By setting expectations that are unreasonable or too high, you’ll only wind up demoralized. Start each day—and each week—by setting goals that seem truly manageable, then do your best to follow through with them.
Tip #2: Know when to ask for help
People working at jobs in accounting are often self-motivated and accustomed to working independently. While you may thrive in a largely self-directed professional environment, this doesn’t mean you should rule out asking for help when it’s truly needed. Recognize when you are becoming overwhelmed with tasks or deadlines, and learn to delegate to co-workers or ask for help from your accounting manager before you burn out entirely. This may make you feel incapable, but it actually leads to greater overall efficiency.
Recognize when you are becoming overwhelmed, and learn to delegate to co-workers or ask for help before you burn out entirely.
Tip #3: Set boundaries
In this era of frenetic e-mail communication, it can be tempting for people with jobs in accounting to essentially feel they need to be at the beck and call of managers, colleagues or clients, answering e-mails or phone calls at all hours of the day and night. To maintain a sensible work-life balance and avoid burnout, it’s important for people with jobs in accounting to set concrete boundaries around when they will no longer answer work e-mails.
…it’s important for people with jobs in accounting to set concrete boundaries around when they will no longer answer work e-mails.
Depending on your schedule and obligations, establish a cut-off time after which you will absolutely (barring emergency) stop checking and responding to work e-mails. The same goes for weekends; if you are committed to working on them, at the very least set concentrated blocks of time in which to work and respond to work correspondence, then allot the remaining time for personal time or time with friends and family.
Tip #4: Study your employer’s policies
People with jobs in accounting firms may often not be fully up-to-date on their company’s policies around things like flextime, maternity/paternity leave, sick leave or personal days, and the option to work from home. By becoming well-versed in the benefits or accommodations you’re entitled to will help you avoid burnout and preserve work-life balance particularly in times of personal stress or upheaval.

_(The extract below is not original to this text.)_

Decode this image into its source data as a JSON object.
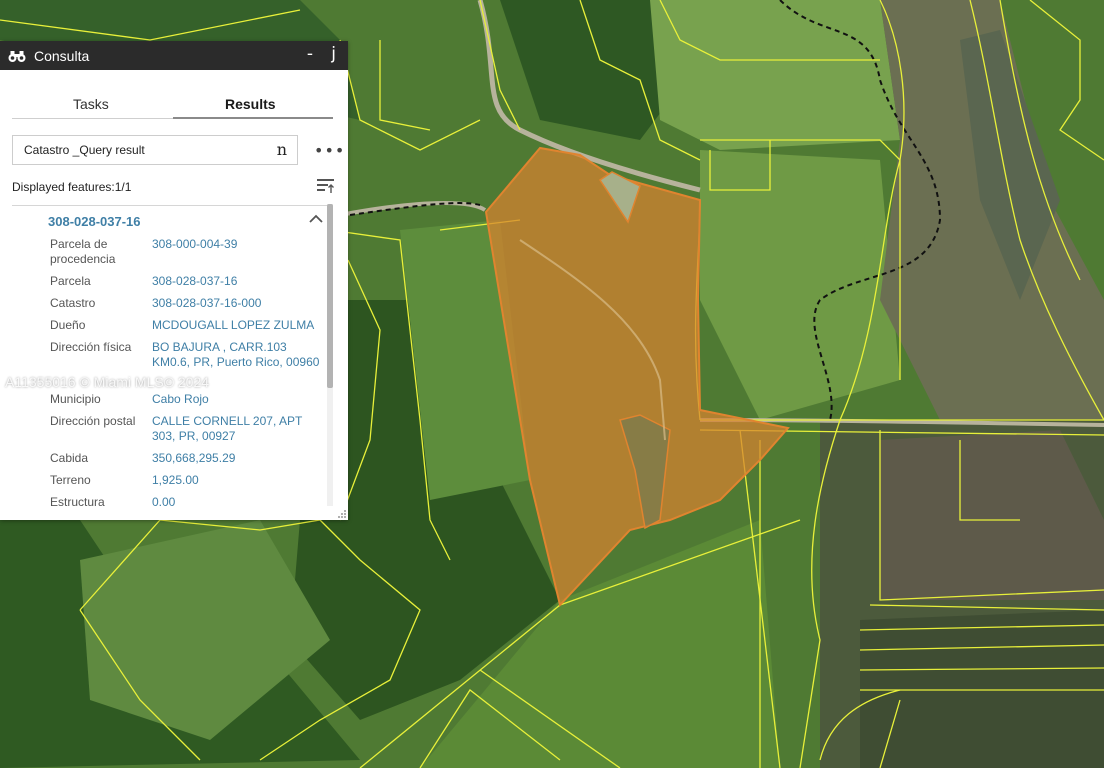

People with jobs in accounting should avoid, at all costs, falling into the super(wo)man trap. You cannot, and shouldn’t be expected to, do it all, so establish—then stick to—reasonable goals and expectations, and ensure that you stay as sane and efficient as possible at your accounting job.